In order to accurately measure the frequency response and fast rising edge, the oscilloscope and probe must have sufficient bandwidth.A good rule of thumb is that the bandwidth of the oscilloscope and probe (which also has a bandwidth limit) should be three to five times the highest frequency of the signal being measured.The bandwidth attenuation of -3db will introduce a measurement error of 30%, so the wider the bandwidth of oscilloscope and probe, the better.
There is a very common situation, people use X company's oscilloscope but Y company's probe for measurement.In fact, oscilloscopes and probes are not always interchangeable or compatible.It is best to use oscilloscopes and probes from the same company to rule out any potential conflicts.

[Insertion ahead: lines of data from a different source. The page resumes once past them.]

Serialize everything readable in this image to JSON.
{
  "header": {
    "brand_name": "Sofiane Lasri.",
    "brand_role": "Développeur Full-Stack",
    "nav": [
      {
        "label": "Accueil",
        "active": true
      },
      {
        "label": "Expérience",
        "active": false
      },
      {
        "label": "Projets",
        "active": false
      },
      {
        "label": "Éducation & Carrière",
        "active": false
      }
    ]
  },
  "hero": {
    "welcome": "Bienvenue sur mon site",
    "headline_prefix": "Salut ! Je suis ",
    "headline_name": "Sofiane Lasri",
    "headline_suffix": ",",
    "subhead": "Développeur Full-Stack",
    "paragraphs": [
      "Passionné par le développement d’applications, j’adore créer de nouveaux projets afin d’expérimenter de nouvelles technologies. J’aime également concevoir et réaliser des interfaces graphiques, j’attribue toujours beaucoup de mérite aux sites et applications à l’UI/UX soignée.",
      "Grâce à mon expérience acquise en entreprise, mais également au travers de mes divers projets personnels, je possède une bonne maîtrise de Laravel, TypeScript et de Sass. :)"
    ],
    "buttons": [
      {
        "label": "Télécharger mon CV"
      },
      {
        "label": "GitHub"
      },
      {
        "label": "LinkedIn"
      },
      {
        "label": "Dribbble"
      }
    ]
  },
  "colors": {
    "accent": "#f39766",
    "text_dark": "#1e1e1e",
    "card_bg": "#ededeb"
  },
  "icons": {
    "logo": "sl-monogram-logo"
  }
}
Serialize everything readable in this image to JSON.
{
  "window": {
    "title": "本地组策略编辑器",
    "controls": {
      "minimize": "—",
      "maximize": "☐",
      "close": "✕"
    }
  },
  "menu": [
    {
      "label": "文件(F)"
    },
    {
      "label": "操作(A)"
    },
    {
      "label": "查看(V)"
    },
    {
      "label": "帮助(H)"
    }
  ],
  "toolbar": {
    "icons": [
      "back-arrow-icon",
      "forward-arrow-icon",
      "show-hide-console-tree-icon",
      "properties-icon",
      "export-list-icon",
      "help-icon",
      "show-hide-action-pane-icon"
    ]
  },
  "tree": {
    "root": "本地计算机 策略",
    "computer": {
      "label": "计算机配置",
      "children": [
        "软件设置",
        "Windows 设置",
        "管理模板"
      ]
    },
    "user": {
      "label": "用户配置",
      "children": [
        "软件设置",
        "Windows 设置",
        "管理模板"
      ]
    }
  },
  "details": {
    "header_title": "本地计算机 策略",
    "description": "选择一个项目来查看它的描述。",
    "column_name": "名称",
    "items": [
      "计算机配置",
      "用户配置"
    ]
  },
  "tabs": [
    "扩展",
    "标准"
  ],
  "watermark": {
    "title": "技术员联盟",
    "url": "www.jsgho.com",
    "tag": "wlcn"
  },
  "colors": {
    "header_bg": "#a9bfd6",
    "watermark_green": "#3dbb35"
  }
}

One of the most overlooked steps in measuring with an oscilloscope is calibration.Calibration is an easy way to ensure that every measurement you make is from scratch, unaffected by the last measurement.Manual calibration should be performed before starting the measurement. If the oscilloscope has a self-calibration function, you should run this function before measuring.The uncompensated or overcompensated probe will lead to serious errors in amplitude, rise time and distortion measurement of measured signal waveform.
The best results are always obtained by selecting the right probe for the specific measurement task.Usually, for general measurements, 10:1 probe is sufficient;For low amplitude signal measurements, however, you may want to consider a 1:1 probe.The probe capacitance should be taken into account when making high - speed measurements.Probes with large capacitance values can slow down the rise and fall edges, and even cause oscillations in some devices (such as high-speed operational amplifiers) when examining the input or output ends.Therefore, another consideration for measuring high-speed circuits is the use of active FET probes.Active probes usually have a low contact capacitance (usually several pF's) and a very high impedance, so the active probes have a very small load on any node under test.
The probe ground
The biggest mistake that can be made in high speed measurement is using probe earthing clamp, which causes the probe problem of oscilloscope.Using an earthing clamp is equivalent to adding a series inductor to the ground path.This series inductor works with the probe capacitance to introduce oscillations and overshoot.The best way to connect the probe to earth is to use the earthing shielding network inside the probe, but you have to disassemble the probe.But it's not hard to do.First, loosen the plastic skin from the probe probe and remove it from the probe.The probe's metal earthing screen is exposed.Then remove the grounding clip from the probe and you are done.It is now possible to measure a node simply by connecting the metal earthing shield of the probe to the nearest ground point of the circuit under test. This method eliminates any series inductance, eliminating almost all oscillations and overshocks.If you cannot find the nearest ground, place a piece of bus on the metal ground shield of the oscilloscope probe several times, and then ground it again.You can use almost any small metal object for a ground connection. I've used screwdrivers, paper clips, and tweezers.My favorite tweezers are tweezers, because the tip of the tweezers can be poked into the ground plane or plugged into the area where the PCB board is packed with components.
When measuring time difference or transmission delay, be sure to use two probes of the same length.The transmission delay of the cable is about 1.5 ns/ft.Different cable lengths can get you in trouble.For example, using a 3-foot and 6-foot cable oscilloscope probe to measure transmission delay, the cable length difference results in an error of about 4.5 nanoseconds (ns), which is a considerable error when it comes to resolving measurements in units of 1 ns.
While these tips and tricks may not seem noteworthy by themselves, taken together they can significantly improve the accuracy of your measurements.Even if you use only a few of these methods in your measurements, they still ensure that you get fast and reliable measurements every time you enter the lab.